### WHAT TO PRODUCE
Please reproduce the data exactly, though every picture must stay out.
▶
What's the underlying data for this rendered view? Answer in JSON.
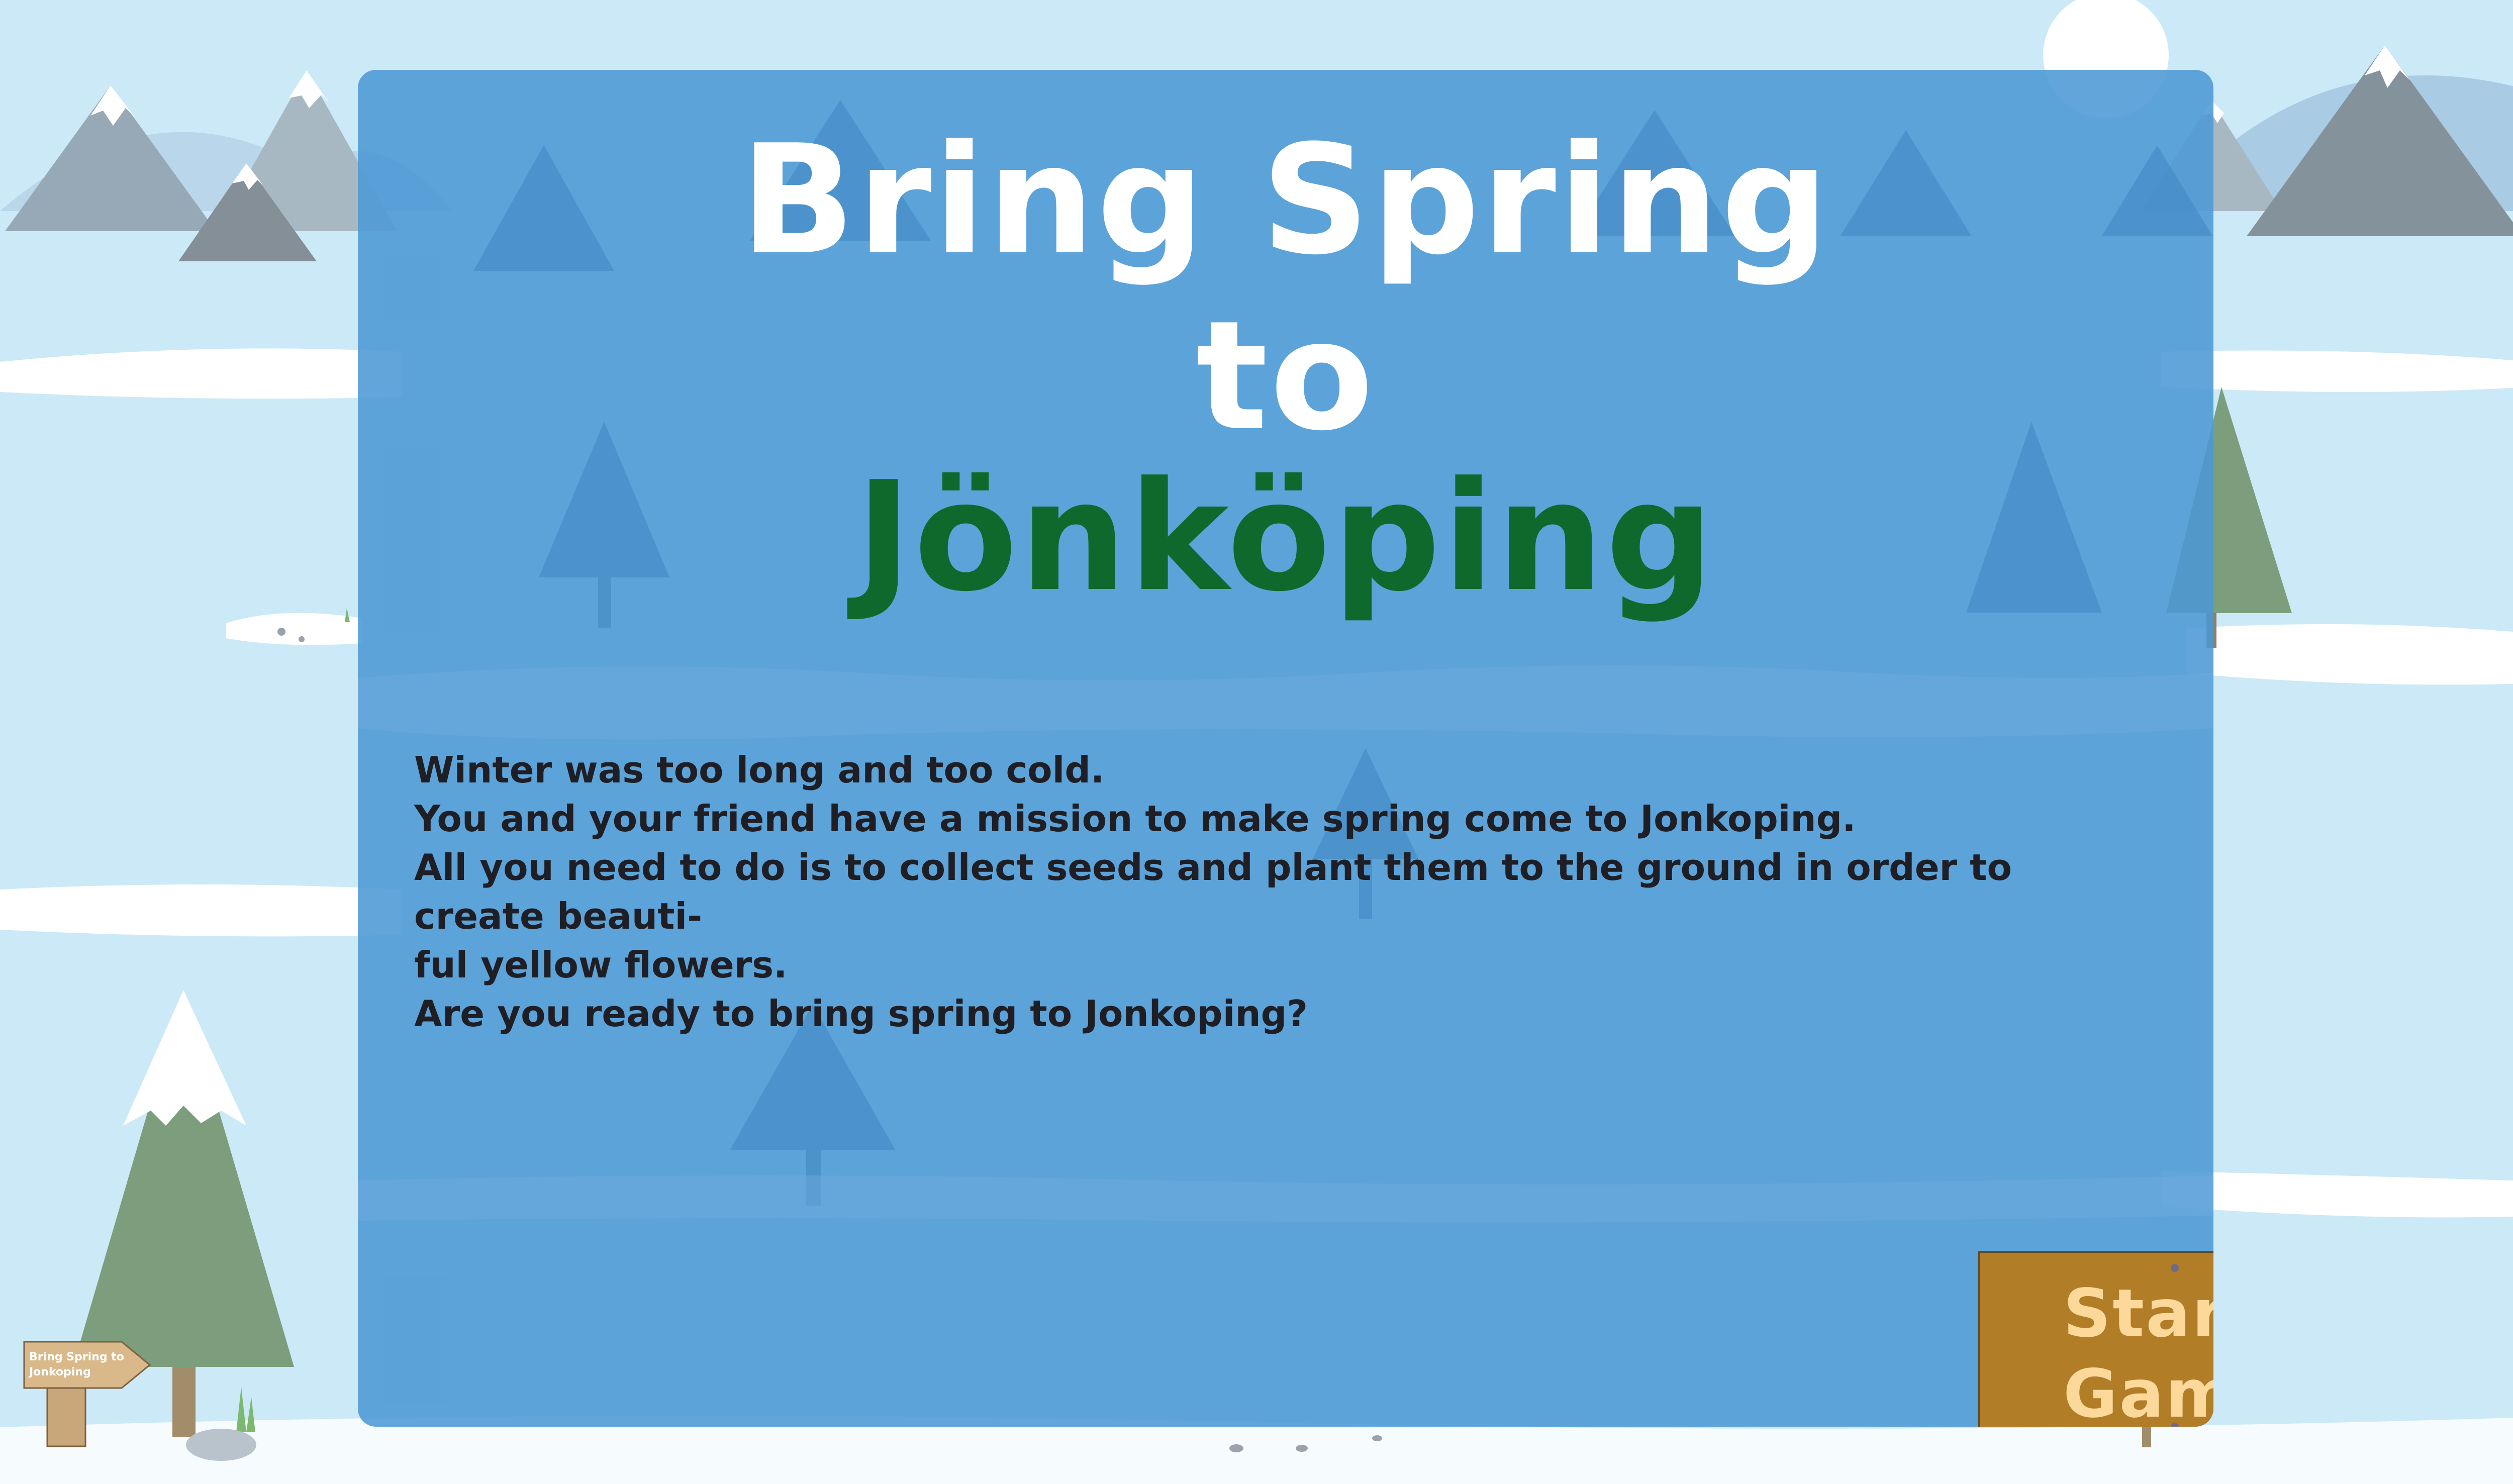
{
  "title": {
    "line_1": "Bring Spring",
    "line_2": "to",
    "line_3": "Jönköping"
  },
  "intro": {
    "lines": [
      "Winter was too long and too cold.",
      "You and your friend have a mission to make spring come to Jonkoping.",
      "All you need to do is to collect seeds and plant them to the ground in order to create beauti-",
      "ful yellow flowers.",
      "Are you ready to bring spring to Jonkoping?"
    ]
  },
  "start_button": {
    "label": "Start the Game"
  },
  "small_sign": {
    "label": "Bring Spring to Jonkoping"
  },
  "colors": {
    "sky": "#cbe9f7",
    "panel": "#4c98d5",
    "title_white": "#ffffff",
    "title_green": "#0e6a2c",
    "sign_wood": "#b17d27",
    "sign_text": "#fcd89b",
    "tree_green": "#7d9e7c",
    "mountain": "#8a9aa6"
  },
  "icons": [
    "mountain-icon",
    "pine-tree-icon",
    "sun-icon",
    "arrow-sign-icon",
    "rock-icon"
  ]
}
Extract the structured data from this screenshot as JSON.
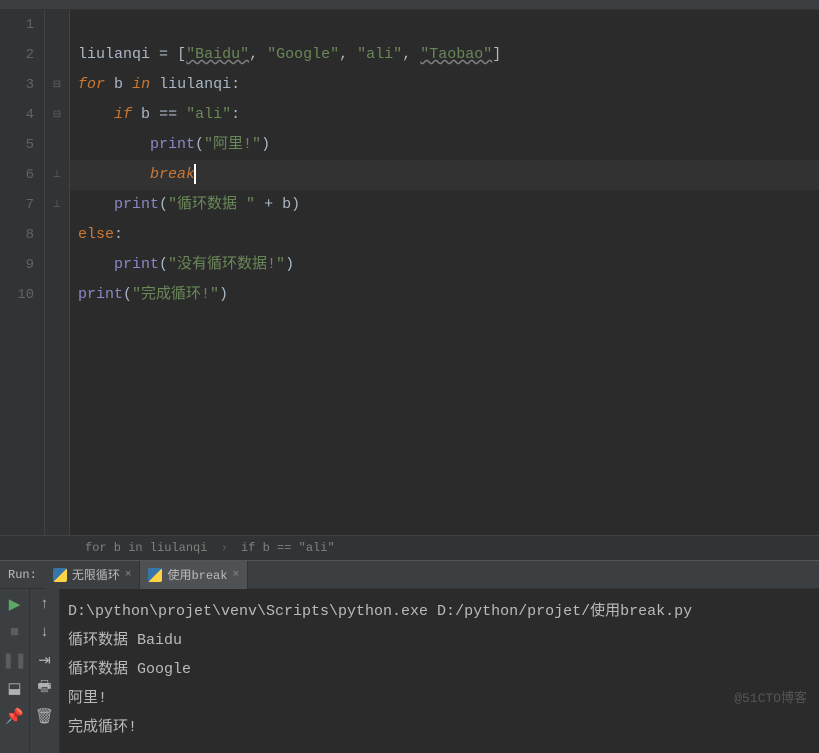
{
  "lines": [
    "1",
    "2",
    "3",
    "4",
    "5",
    "6",
    "7",
    "8",
    "9",
    "10"
  ],
  "code": {
    "l2_var": "liulanqi",
    "l2_s1": "\"Baidu\"",
    "l2_s2": "\"Google\"",
    "l2_s3": "\"ali\"",
    "l2_s4": "\"Taobao\"",
    "l3_for": "for",
    "l3_b": "b",
    "l3_in": "in",
    "l3_it": "liulanqi",
    "l4_if": "if",
    "l4_b": "b",
    "l4_eq": "==",
    "l4_s": "\"ali\"",
    "l5_print": "print",
    "l5_s": "\"阿里!\"",
    "l6_break": "break",
    "l7_print": "print",
    "l7_s": "\"循环数据 \"",
    "l7_b": "b",
    "l8_else": "else",
    "l9_print": "print",
    "l9_s": "\"没有循环数据!\"",
    "l10_print": "print",
    "l10_s": "\"完成循环!\""
  },
  "breadcrumb": {
    "p1": "for b in liulanqi",
    "p2": "if b == \"ali\""
  },
  "run": {
    "label": "Run:",
    "tab1": "无限循环",
    "tab2": "使用break"
  },
  "console": {
    "l1": "D:\\python\\projet\\venv\\Scripts\\python.exe D:/python/projet/使用break.py",
    "l2": "循环数据 Baidu",
    "l3": "循环数据 Google",
    "l4": "阿里!",
    "l5": "完成循环!"
  },
  "watermark": "@51CTO博客"
}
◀
### WRITTEN SOLUTION
What's the underlying data for this rendered view? Answer in JSON.
{
  "title": {
    "line_1": "Bring Spring",
    "line_2": "to",
    "line_3": "Jönköping"
  },
  "intro": {
    "lines": [
      "Winter was too long and too cold.",
      "You and your friend have a mission to make spring come to Jonkoping.",
      "All you need to do is to collect seeds and plant them to the ground in order to create beauti-",
      "ful yellow flowers.",
      "Are you ready to bring spring to Jonkoping?"
    ]
  },
  "start_button": {
    "label": "Start the Game"
  },
  "small_sign": {
    "label": "Bring Spring to Jonkoping"
  },
  "colors": {
    "sky": "#cbe9f7",
    "panel": "#4c98d5",
    "title_white": "#ffffff",
    "title_green": "#0e6a2c",
    "sign_wood": "#b17d27",
    "sign_text": "#fcd89b",
    "tree_green": "#7d9e7c",
    "mountain": "#8a9aa6"
  },
  "icons": [
    "mountain-icon",
    "pine-tree-icon",
    "sun-icon",
    "arrow-sign-icon",
    "rock-icon"
  ]
}
Extract the structured data from this screenshot as JSON.
{
  "lines": [
    "1",
    "2",
    "3",
    "4",
    "5",
    "6",
    "7",
    "8",
    "9",
    "10"
  ],
  "code": {
    "l2_var": "liulanqi",
    "l2_s1": "\"Baidu\"",
    "l2_s2": "\"Google\"",
    "l2_s3": "\"ali\"",
    "l2_s4": "\"Taobao\"",
    "l3_for": "for",
    "l3_b": "b",
    "l3_in": "in",
    "l3_it": "liulanqi",
    "l4_if": "if",
    "l4_b": "b",
    "l4_eq": "==",
    "l4_s": "\"ali\"",
    "l5_print": "print",
    "l5_s": "\"阿里!\"",
    "l6_break": "break",
    "l7_print": "print",
    "l7_s": "\"循环数据 \"",
    "l7_b": "b",
    "l8_else": "else",
    "l9_print": "print",
    "l9_s": "\"没有循环数据!\"",
    "l10_print": "print",
    "l10_s": "\"完成循环!\""
  },
  "breadcrumb": {
    "p1": "for b in liulanqi",
    "p2": "if b == \"ali\""
  },
  "run": {
    "label": "Run:",
    "tab1": "无限循环",
    "tab2": "使用break"
  },
  "console": {
    "l1": "D:\\python\\projet\\venv\\Scripts\\python.exe D:/python/projet/使用break.py",
    "l2": "循环数据 Baidu",
    "l3": "循环数据 Google",
    "l4": "阿里!",
    "l5": "完成循环!"
  },
  "watermark": "@51CTO博客"
}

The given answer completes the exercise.